Fountain City has been called Knoxville’s most fiercely independent community. In the 1940s, 1950s and 1960s a welcome sign on Broadway near Greenway proclaimed the message “The Nation’s Largest Unincorporated City.” Fountain City had its own Fountain City Water Co., Fountain City Sanitary District, Fountain City Fire Department and Fountain City Recreation Commission. Officer Curtis C. Brock acted as its chief law enforcement officer on loan from the Sheriff’s Office.
In the fall of 1931 when the Fountain City Water Co. became operational there were only 200 subscribers. In 1966, after about four years of negotiating with the city of Knoxville after annexation, there were 6,796.
A survey in 1928 found there were 1,400 residences in Fountain City. Each had its own cistern, well or spring. Contamination had resulted in some cases of typhoid fever, and the first efforts to obtain a public water supply were made.
The city of Knoxville refused to provide a connection and attempts were made to induce outside capital to construct and operate a system. Ultimately a St. Louis utility proposed a system, obtained a franchise and conducted preliminary engineering studies. After much delay, it decided the project was not financially feasible.
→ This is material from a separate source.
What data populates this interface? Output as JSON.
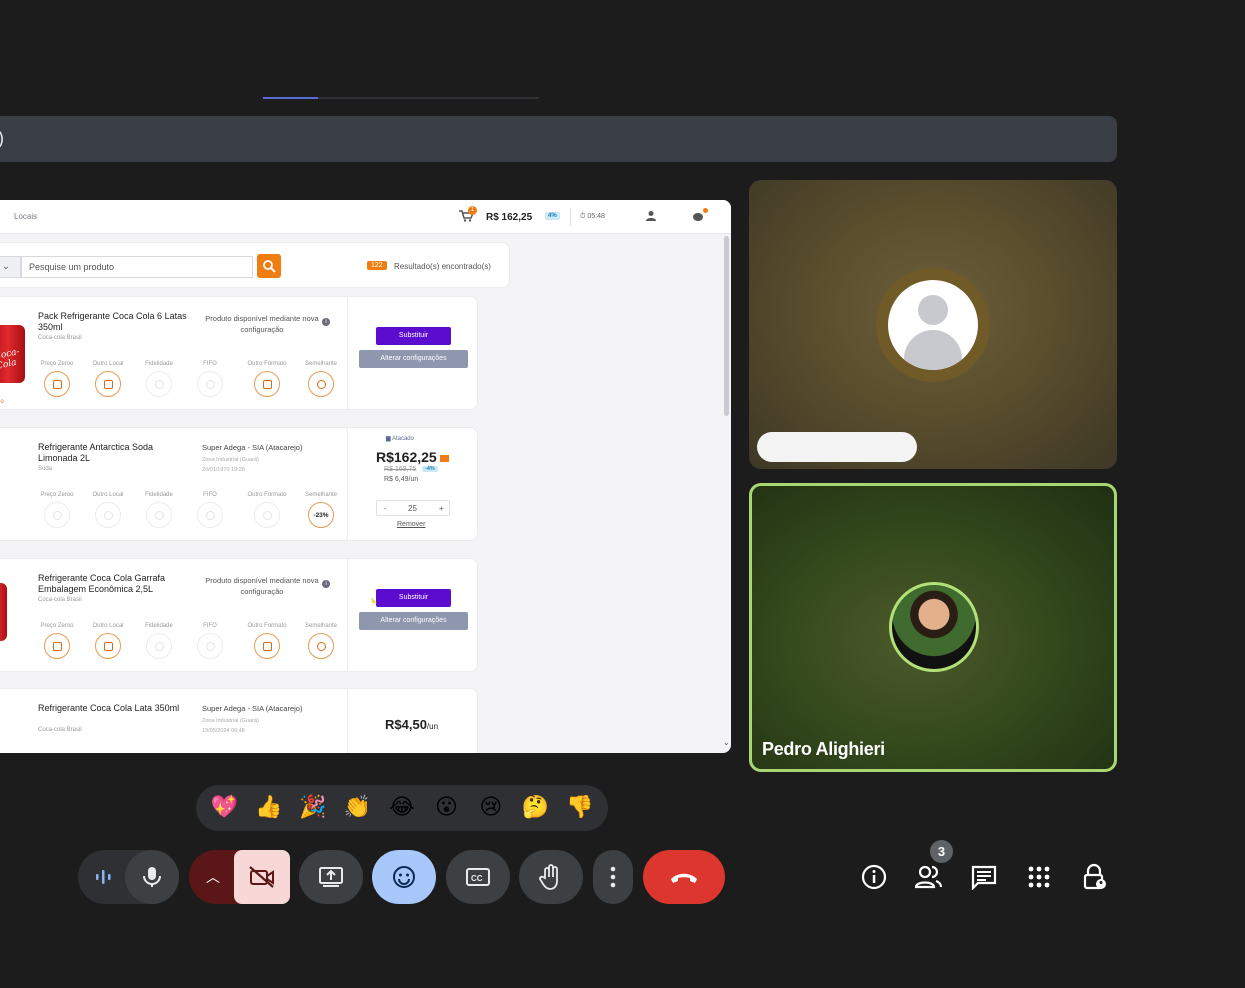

As the problem became more acute, a group of local citizens organized a private water utility in 1931. $25,000 in stock and a bond issue of $6,000 enabled them to begin operations with the aforementioned 200 subscribers by the fall of that year. Over the next 20 years, they increased the capital bond issues from time to time. By 1951 there were 3,786 subscribers and the original $31,000 investment had grown to $450,000.
As the population grew the use of a septic system at each residence had become a problem and, in 1945, the state legislature authorized the Fountain City Sanitary District (FCSD) to issue revenue bonds to finance a sewerage system. But, without control of the water supply, they were unable to impose sewer service charges.
In 1949 the Act was amended to permit the FCSD to construct or acquire a water system. The officials began negotiations to purchase the water system from its private owners. An engineering firm appraised the system, and eventually it was purchased at a price below the estimate. In January 1951, the FCSD took over the operation of the system.
A July 1957 report to its subscribers noted that the rapid growth of the suburb had resulted in over 2,000 new subscribers. The report said that at that time from one to two million gallons of water a day were required to meet subscriber demand. The treatment plant was supplying about one million gallons from local wells and springs. At first, the majority came from the Hall Spring and the Lake Spring. Later, the major spring at Cedar Lane and Fountain Ave. was added. When its flow became inadequate, a well was dug near that location and all four sources entered the collection box located there.
Increased demand required a fund-raising in the community and successful negotiation with the Knoxville Utilities Board resulted. A 16-inch main was installed connecting the two systems and an auxiliary pumping system was added to maintain proper pressures. KUB’s auxiliary source was unnecessary most of the year but was used during the summer when the flow was inadequate.
Construction of a modern treatment system on Essary Road resulted in better water quality. Substantial additions to the distribution system were made. The FCSD was then supplying water to an area from Clinton Pike to Shannondale Road and from the then-Knoxville city limits (near Greenway) to the top of Black Oak Ridge. There were more than 140 miles of mains serving more than 5,700 subscribers at an investment of over $1 million.
When Fountain City was annexed to the city of Knoxville in 1962, new arrangements were needed and, in 1966, the facilities were sold to the city. On July 1, 1966, the Fountain City Utilities Board refunded $400,000 to its customers and waived any assistance by the city of Knoxville for the outstanding bonds which the city paid off. Most felt that the 6,796 current customers had been made whole.
The unpaid Board of Commissioners, each of whom had been elected for six-year terms, is due our thanks for their vision and their efforts that enabled Fountain City’s growth. Early commissioners were: Sam H. Godsey, R.B. Walters, M.B. Holloway and Glenn McNeil. The three commissioners in 1957 were R. Hobert Johnson, Frank Ogdin and Rhistine Daniel. The executive staff consisted of: M.L. Brickey, manager; John M. Burka, engineer and J.K. Cameron, office manager.
(Author’s Note: Thanks to Andrew M. Thomas and to John Burka, long-time engineer and chief designer of the system, for their service to the community and for their assistance with this essay.)